Konsu was also annoyed as he went around with her all day long to buy home appliances because Arum insisted on buying a coffee machine that was missing on the wedding shower list.
“We don’t have to go to a coffee shop if we obtain this,” said Arum.
“Are you sure you won’t go to a coffee shop?”
In fact, Konsu felt it was a waste of money to drink coffee whenever he dated her.
Now, he didn’t have to date her, so he was intent on stopping drinking tasteless coffee.
Someone extolled its supreme taste, but it was just bitter water to Konsu.
‘You want to have coffee at home? And you want to buy a coffee machine for it?’
Konsu couldn’t understand.
But Arum tried her best to cajole him into buying one. Though he knew she told a white lie, he decided to believe it. He even felt miserable because it was he who begged her for marriage despite his meager income.
So, he purchased one in six-month installments, as he felt he couldn’t at another time.

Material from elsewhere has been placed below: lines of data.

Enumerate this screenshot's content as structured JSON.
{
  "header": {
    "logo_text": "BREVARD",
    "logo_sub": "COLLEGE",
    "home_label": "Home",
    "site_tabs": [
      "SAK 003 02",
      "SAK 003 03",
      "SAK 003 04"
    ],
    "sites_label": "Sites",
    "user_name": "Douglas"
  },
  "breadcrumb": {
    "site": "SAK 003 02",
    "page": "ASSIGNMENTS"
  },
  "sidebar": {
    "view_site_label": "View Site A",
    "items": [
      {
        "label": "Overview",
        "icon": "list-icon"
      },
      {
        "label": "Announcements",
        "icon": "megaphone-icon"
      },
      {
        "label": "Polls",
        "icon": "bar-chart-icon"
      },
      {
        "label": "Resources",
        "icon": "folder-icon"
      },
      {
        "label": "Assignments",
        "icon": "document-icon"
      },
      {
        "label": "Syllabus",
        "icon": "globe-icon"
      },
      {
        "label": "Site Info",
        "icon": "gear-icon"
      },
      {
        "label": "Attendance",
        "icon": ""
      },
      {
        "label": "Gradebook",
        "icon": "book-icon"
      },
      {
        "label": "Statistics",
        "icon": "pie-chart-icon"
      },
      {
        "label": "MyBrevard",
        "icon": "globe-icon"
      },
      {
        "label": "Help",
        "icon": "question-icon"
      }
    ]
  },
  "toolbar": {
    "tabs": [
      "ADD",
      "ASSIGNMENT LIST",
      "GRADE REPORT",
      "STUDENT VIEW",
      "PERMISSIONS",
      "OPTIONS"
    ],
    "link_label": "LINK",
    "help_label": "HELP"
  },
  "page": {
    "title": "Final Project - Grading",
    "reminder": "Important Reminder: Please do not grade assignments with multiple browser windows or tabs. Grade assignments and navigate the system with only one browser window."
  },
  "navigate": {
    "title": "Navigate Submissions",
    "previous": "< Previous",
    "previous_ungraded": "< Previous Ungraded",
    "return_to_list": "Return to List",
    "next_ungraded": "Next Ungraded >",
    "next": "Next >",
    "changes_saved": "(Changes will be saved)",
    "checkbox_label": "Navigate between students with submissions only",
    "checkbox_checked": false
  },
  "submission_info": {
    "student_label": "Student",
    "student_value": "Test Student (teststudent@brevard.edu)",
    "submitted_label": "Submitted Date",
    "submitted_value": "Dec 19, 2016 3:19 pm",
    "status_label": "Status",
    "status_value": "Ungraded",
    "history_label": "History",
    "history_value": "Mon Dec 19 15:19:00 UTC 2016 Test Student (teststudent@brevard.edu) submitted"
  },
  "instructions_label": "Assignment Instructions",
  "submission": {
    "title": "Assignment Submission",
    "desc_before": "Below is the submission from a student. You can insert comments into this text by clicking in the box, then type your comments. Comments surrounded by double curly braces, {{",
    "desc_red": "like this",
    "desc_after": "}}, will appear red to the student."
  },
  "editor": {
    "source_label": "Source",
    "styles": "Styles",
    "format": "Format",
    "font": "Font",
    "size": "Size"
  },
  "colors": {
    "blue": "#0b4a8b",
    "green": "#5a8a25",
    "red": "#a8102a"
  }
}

In fact, he recalled a piece of advice from his senior friends who got married.
“Preparing a wedding shower? Just accept what your bride-to-be wants to do. Otherwise, you’ll be burned out. Buy the stuff even with a loan. As you have to pay it off anyway, buy your own stuff, too,” he said.
But he flew off the handle at her complaint about the sink.
Actually, he agreed with her to keep using the sink. Instead of changing it, they promised to move to a new house as early as possible.
He didn’t feel good about her throwing a tantrum because she was aware of that promise.
Konsu and Aurm were pretty sensitive to the matter of the sink replacement.
Arum got angry whenever she looked at the sink that didn’t befit a newlyweds’ house.
Obviously, it was a mismatch with the new linoleum, new wallpaper and new home appliances.
She didn’t feel happy while looking at it. She even felt her pride was offended when she wanted to say she was unhappy because of that sink. But when the sink was broken, she just revealed her genuine feelings before her brain caught up to her mouth.
“Why are you using foul language? I just said that carelessly.”
“Why should I? Did I say anything wrong?”
“Damn it!” said Konsu angrily.
And then he threw the remote control at the wall.
Upon hitting the wall, the remote control broke, with its broken pieces bouncing all over.
Arum couldn’t sit idle, of course.
“Do you think I’m not throwing stuff because I don’t know how to?”
Konsu was completely resigned to the situation. This time he trampled on the notebook on the floor.
The sound of its monitor cracking was heard loudly.
“Oh my god! What did you do now, Konsu Han!”
Ignoring her shouting, he got out of the house right away, and sent her a text message.
She slumped down onto the floor and began to sob when she received the message. She called him at his cell phone, but he didn’t answer it.
But he didn’t come when 3 PM came around the next day.
Arum and Konsu, both 27-year-old, a campus couple, were separated just like that because of a single ramen.